The task
How many separate lines in this material contain the string "text"? Respond with the number alone.

-*-*-

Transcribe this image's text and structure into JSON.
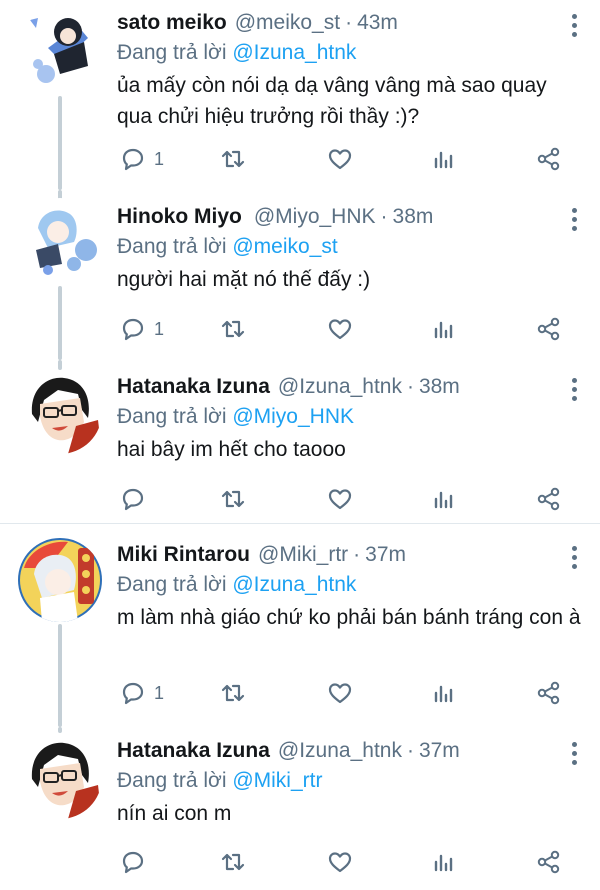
{
  "tweets": [
    {
      "name": "sato meiko",
      "handle": "@meiko_st",
      "time": "43m",
      "reply_prefix": "Đang trả lời",
      "reply_to": "@Izuna_htnk",
      "text": "ủa mấy còn nói dạ dạ vâng vâng mà sao quay qua chửi hiệu trưởng rồi thầy :)?",
      "reply_count": "1"
    },
    {
      "name": "Hinoko Miyo",
      "handle": "@Miyo_HNK",
      "time": "38m",
      "reply_prefix": "Đang trả lời",
      "reply_to": "@meiko_st",
      "text": "người hai mặt nó thế đấy :)",
      "reply_count": "1"
    },
    {
      "name": "Hatanaka Izuna",
      "handle": "@Izuna_htnk",
      "time": "38m",
      "reply_prefix": "Đang trả lời",
      "reply_to": "@Miyo_HNK",
      "text": "hai bây im hết cho taooo",
      "reply_count": ""
    },
    {
      "name": "Miki Rintarou",
      "handle": "@Miki_rtr",
      "time": "37m",
      "reply_prefix": "Đang trả lời",
      "reply_to": "@Izuna_htnk",
      "text": "m làm nhà giáo chứ ko phải bán bánh tráng con à",
      "reply_count": "1"
    },
    {
      "name": "Hatanaka Izuna",
      "handle": "@Izuna_htnk",
      "time": "37m",
      "reply_prefix": "Đang trả lời",
      "reply_to": "@Miki_rtr",
      "text": "nín ai con m",
      "reply_count": ""
    }
  ],
  "action_icons": [
    "reply-icon",
    "retweet-icon",
    "like-icon",
    "analytics-icon",
    "share-icon"
  ],
  "colors": {
    "link": "#1da1f2",
    "muted": "#5b7083",
    "thread_line": "#c4cfd6",
    "separator": "#e1e8ed"
  }
}
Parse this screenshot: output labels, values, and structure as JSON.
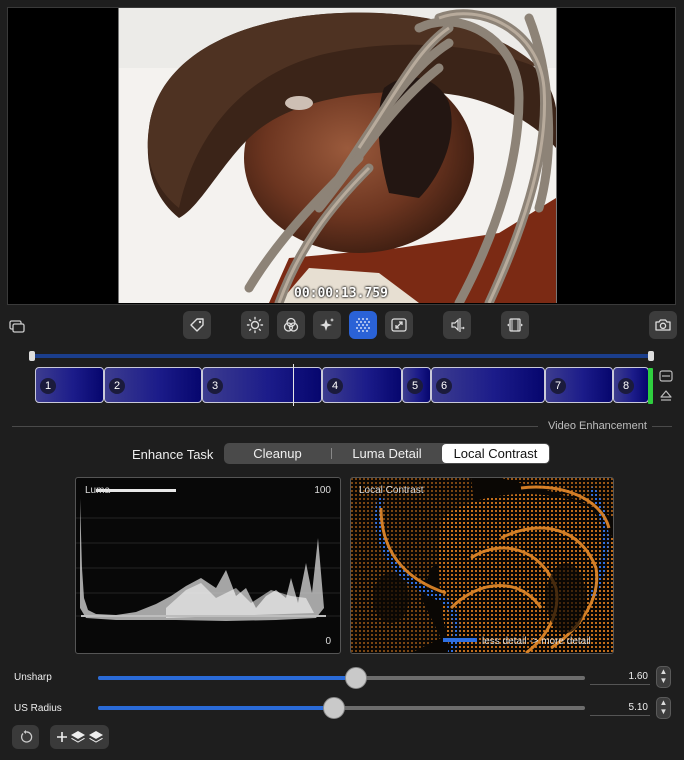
{
  "video": {
    "timecode": "00:00:13.759"
  },
  "toolbar": {
    "buttons": [
      {
        "name": "tag-icon"
      },
      {
        "name": "brightness-icon"
      },
      {
        "name": "color-circles-icon"
      },
      {
        "name": "sparkle-icon"
      },
      {
        "name": "dot-grid-icon",
        "active": true
      },
      {
        "name": "resize-icon"
      },
      {
        "name": "audio-trim-icon"
      },
      {
        "name": "film-strip-icon"
      },
      {
        "name": "camera-icon"
      }
    ],
    "left_icon": "window-stack-icon"
  },
  "timeline": {
    "segments": [
      {
        "label": "1"
      },
      {
        "label": "2"
      },
      {
        "label": "3"
      },
      {
        "label": "4"
      },
      {
        "label": "5"
      },
      {
        "label": "6"
      },
      {
        "label": "7"
      },
      {
        "label": "8"
      }
    ]
  },
  "section": {
    "title": "Video Enhancement"
  },
  "enhance": {
    "label": "Enhance Task",
    "options": [
      "Cleanup",
      "Luma Detail",
      "Local Contrast"
    ],
    "selected": "Local Contrast"
  },
  "luma_panel": {
    "title": "Luma",
    "max_label": "100",
    "min_label": "0"
  },
  "contrast_panel": {
    "title": "Local Contrast",
    "legend": "less detail -> more detail"
  },
  "sliders": [
    {
      "label": "Unsharp",
      "value": "1.60",
      "fraction": 0.53
    },
    {
      "label": "US Radius",
      "value": "5.10",
      "fraction": 0.485
    }
  ],
  "colors": {
    "accent": "#2a6bd8",
    "segment": "#1c1c8a",
    "active_marker": "#2fcf3f",
    "contrast_orange": "#d6781e",
    "contrast_blue": "#2f6fe0"
  }
}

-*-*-

Result for this task
6